The Rigaud firm encountered several difficulties, with its advertisements being considered indecent and inaccurate, and in protecting their high quality medicinal reputation from unscrupulous imitators.
In 1895, the presence of a Santal Midy advertisement in The Pittsburgh Chronicle Telegraph was chastised severely by a letter to the editor. “This newspaper which with a seeming hypocrisy addresses itself to the more moral part of the community which poses as a family paper fit to be read at the fireside by the wives and children of its subscribers exerts itself as a willing agent of the patrons of the Police Gazette, and with a fine conception of what the moral and family part of the community demands, exploits in its columns the following various specimens of salacious advertisements: “Sex-ine Pills”; “Vitalis for Enlarging and Strengthening the Parts”; “Vigor of Men”; “Le Brun’s G & G for Either Sex”; “Dr Peel’s Pennyroyal Pills”; “Santal Midy, Cures in 48 Hours”. It is impossible to speak in temperate language of the sordid venality that prompts the acceptance of such advertisements. It is not improper however to characterize the Chronicle Telegraph as a disgrace to the journalism to Pittsburg and to call its attention to the act of March 16th 1870 which was framed to prevent and punish this sort of crime.”
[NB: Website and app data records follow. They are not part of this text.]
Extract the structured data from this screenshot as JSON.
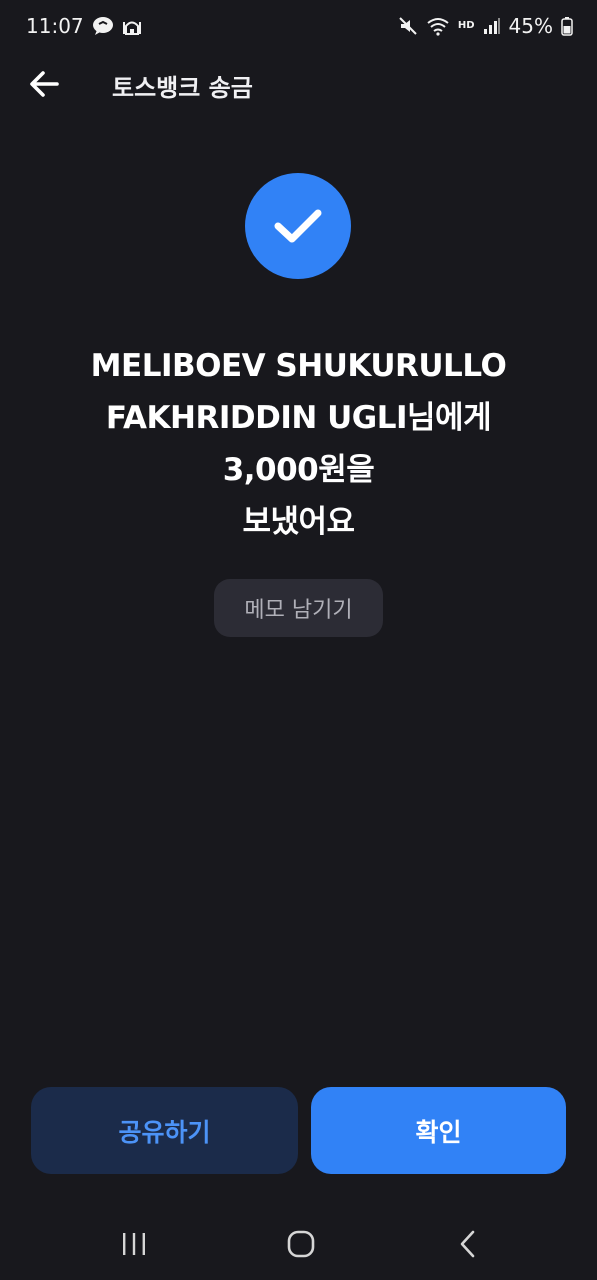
{
  "status_bar": {
    "time": "11:07",
    "battery_percent": "45%",
    "hd_label": "HD",
    "icons": [
      "chat-bubble-icon",
      "mosque-icon",
      "mute-icon",
      "wifi-icon",
      "hd-voice-icon",
      "signal-icon",
      "battery-icon"
    ]
  },
  "header": {
    "title": "토스뱅크 송금",
    "back_icon": "arrow-left-icon"
  },
  "success": {
    "icon": "checkmark-icon",
    "accent_color": "#3182f6",
    "lines": [
      "MELIBOEV SHUKURULLO",
      "FAKHRIDDIN UGLI님에게",
      "3,000원을",
      "보냈어요"
    ]
  },
  "memo_button_label": "메모 남기기",
  "actions": {
    "share_label": "공유하기",
    "confirm_label": "확인"
  },
  "nav_bar": {
    "icons": [
      "recents-icon",
      "home-icon",
      "back-icon"
    ]
  }
}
According to Practical Druggist and Pharmaceutical Review of Reviews, in 1898 the Rigaud firm accused several individuals of selling imitations of their product and succeeded in bringing them to court.
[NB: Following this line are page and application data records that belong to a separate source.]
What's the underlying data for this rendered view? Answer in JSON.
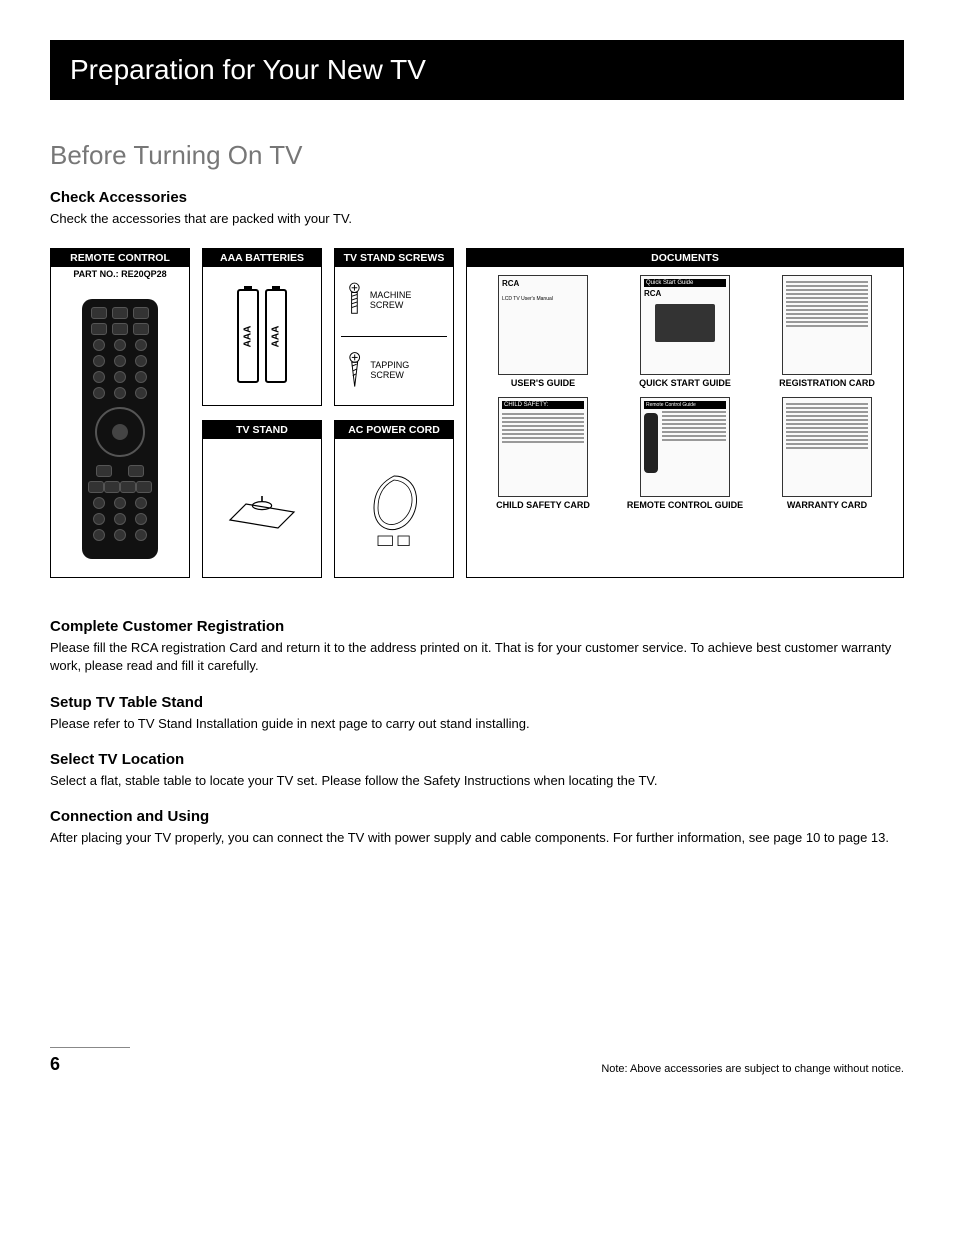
{
  "title_bar": "Preparation for Your New TV",
  "section_title": "Before Turning On TV",
  "check": {
    "heading": "Check Accessories",
    "text": "Check the accessories that are packed with your TV."
  },
  "accessories": {
    "remote": {
      "header": "REMOTE CONTROL",
      "part_no": "PART NO.: RE20QP28"
    },
    "batteries": {
      "header": "AAA BATTERIES",
      "label": "AAA"
    },
    "tv_stand": {
      "header": "TV STAND"
    },
    "screws": {
      "header": "TV STAND SCREWS",
      "machine": "MACHINE SCREW",
      "tapping": "TAPPING SCREW"
    },
    "power_cord": {
      "header": "AC POWER CORD"
    },
    "documents": {
      "header": "DOCUMENTS",
      "items": [
        {
          "label": "USER'S GUIDE",
          "thumb_title": "RCA",
          "thumb_sub": "LCD TV User's Manual"
        },
        {
          "label": "QUICK START GUIDE",
          "thumb_title": "Quick Start Guide",
          "thumb_sub": "RCA"
        },
        {
          "label": "REGISTRATION CARD",
          "thumb_title": "",
          "thumb_sub": ""
        },
        {
          "label": "CHILD SAFETY CARD",
          "thumb_title": "CHILD SAFETY:",
          "thumb_sub": ""
        },
        {
          "label": "REMOTE CONTROL GUIDE",
          "thumb_title": "Remote Control Guide",
          "thumb_sub": ""
        },
        {
          "label": "WARRANTY CARD",
          "thumb_title": "",
          "thumb_sub": ""
        }
      ]
    }
  },
  "sections": [
    {
      "heading": "Complete Customer Registration",
      "text": "Please fill the RCA registration Card and return it to the address printed on it. That is for your customer service. To achieve best customer warranty work, please read and fill it carefully."
    },
    {
      "heading": "Setup TV Table Stand",
      "text": "Please refer to TV Stand Installation guide in next page to carry out stand installing."
    },
    {
      "heading": "Select TV Location",
      "text": "Select a flat, stable table to locate your TV set. Please follow the Safety Instructions when locating the TV."
    },
    {
      "heading": "Connection and Using",
      "text": "After placing your TV properly, you can connect the TV with power supply and cable components. For further information, see page 10 to page 13."
    }
  ],
  "footer": {
    "page_number": "6",
    "note": "Note: Above accessories are subject to change without notice."
  }
}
In 1909, the Journal of the American Medical Association took issue with the curative claims presented in the Santal Midy advertising and labeling. “One of the preparations which this firm advertises to the public is “Santal Midy.” “Cures in 48 hours” the advertisements used to read, but since the Journal called attention to the fact that promising to cure gonorrhea in two days was rather a large order, this has been modified – in American advertisements – to “relieved in 24 hours.”
In 1919 the Food and Drug Administration ruling determined they had made false claims of a cure in their packaging and ordered them to stop.
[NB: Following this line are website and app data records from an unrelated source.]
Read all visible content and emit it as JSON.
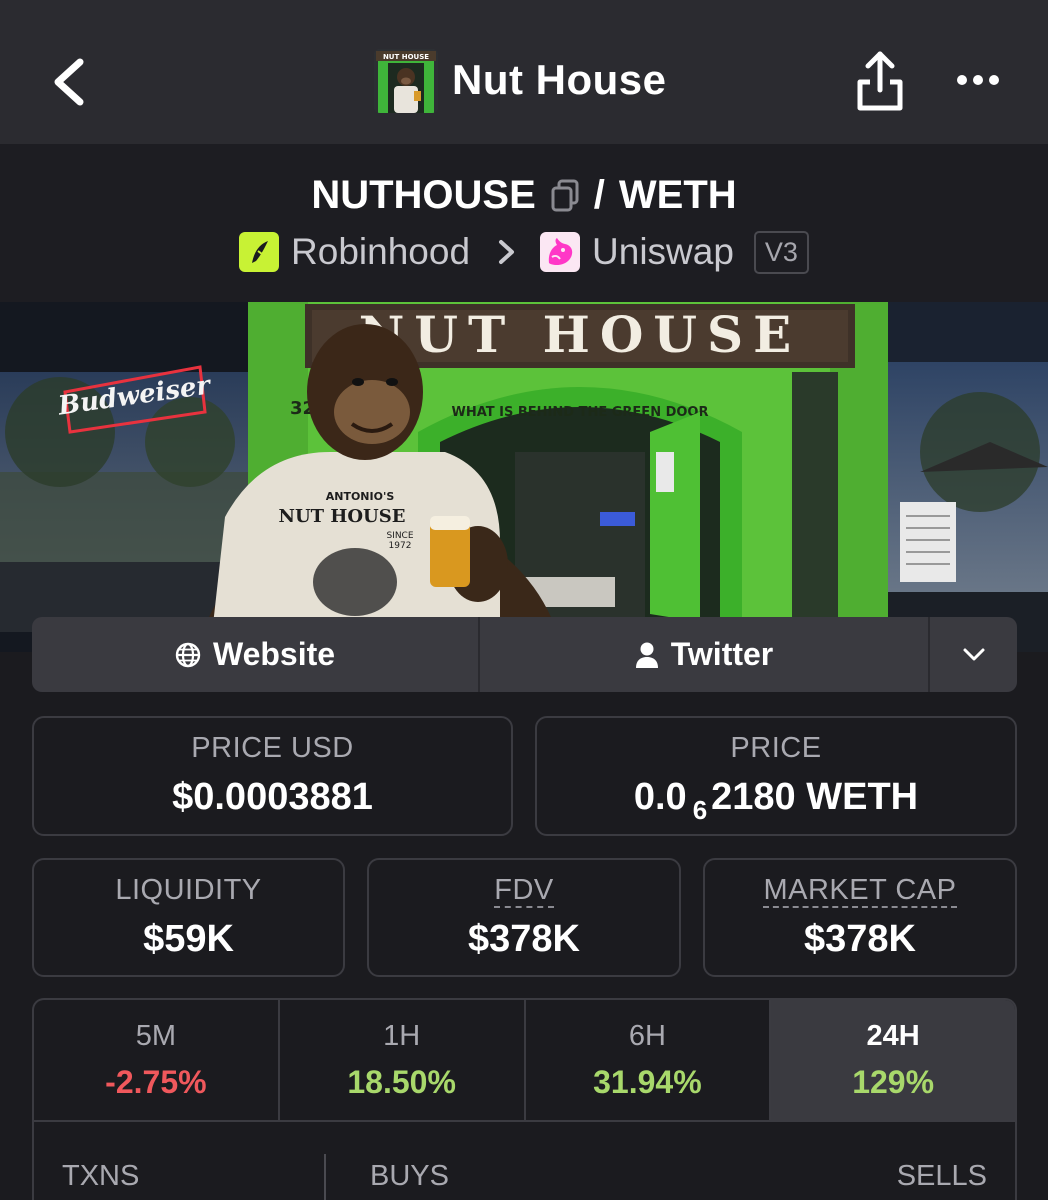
{
  "nav": {
    "title": "Nut House"
  },
  "pair": {
    "base_token": "NUTHOUSE",
    "separator": "/",
    "quote_token": "WETH",
    "chain": "Robinhood",
    "dex": "Uniswap",
    "version": "V3"
  },
  "banner": {
    "sign_text": "NUT HOUSE",
    "neon_text": "Budweiser",
    "door_text": "WHAT IS BEHIND THE GREEN DOOR",
    "shirt_top": "ANTONIO'S",
    "shirt_main": "NUT HOUSE",
    "shirt_since": "SINCE",
    "shirt_year": "1972",
    "street_number": "32"
  },
  "links": {
    "website_label": "Website",
    "twitter_label": "Twitter"
  },
  "stats": {
    "price_usd_label": "PRICE USD",
    "price_usd_value": "$0.0003881",
    "price_label": "PRICE",
    "price_prefix": "0.0",
    "price_zeros": "6",
    "price_digits": "2180 WETH",
    "liquidity_label": "LIQUIDITY",
    "liquidity_value": "$59K",
    "fdv_label": "FDV",
    "fdv_value": "$378K",
    "mcap_label": "MARKET CAP",
    "mcap_value": "$378K"
  },
  "changes": [
    {
      "label": "5M",
      "value": "-2.75%",
      "color": "#f0585c"
    },
    {
      "label": "1H",
      "value": "18.50%",
      "color": "#a8d86b"
    },
    {
      "label": "6H",
      "value": "31.94%",
      "color": "#a8d86b"
    },
    {
      "label": "24H",
      "value": "129%",
      "color": "#a8d86b"
    }
  ],
  "txns": {
    "txns_label": "TXNS",
    "buys_label": "BUYS",
    "sells_label": "SELLS"
  },
  "colors": {
    "positive": "#a8d86b",
    "negative": "#f0585c",
    "chain_accent": "#c8f234",
    "dex_accent": "#ff37c7",
    "door_green": "#5cc23a"
  }
}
Another location where Santal Midy bottles have been uncovered is Fort Calgary Archaeological Site, an outpost of the Northwest Mounted Police of Canada. According to Sharlene McKinnon, “One piece of material evidence found at the Fort Calgary Archaeological Site which indicates that venereal disease was present in the NWMP force at Calgary is the presence of two Santal de Midy bottles. Reports and written accounts tell one that many of the Northwest Mounted Police were chronic sufferers; that many of the men ‘entered the force with [venereal] disease,’ that some men died of complications due to syphilis, and that most chronic sufferers of VD were ‘invalided’ from the Northwest Mounted Police Force. Statistics show that between 1875 and 1915, 341 men suffered from some sort of venereal problem–like syphilis, gonorrhea, gleet (a form of gonorrhea), venereal warts, herpes, hepatitis, and venereal chancres.”
Since Santal Midy was openly marketed as a treatment for gonorrhea, it can be inferred that its presence at Illinois State University during the turn of the 20th century is indicative that gonorrhea was also present. The reputation of universities as places where young people engage in sexual experimentation is well known, while at the same time, married women were forbidden from attending ISU. This combination means that clandestine sex, and clandestine treatment for venereal disease were realities on campus. No wonder why someone in possession of a bottle for a known gonorrhea medicine would go to the trouble of throwing it in an obsolete cistern under a campus building, to hide the evidence of illicit behavior.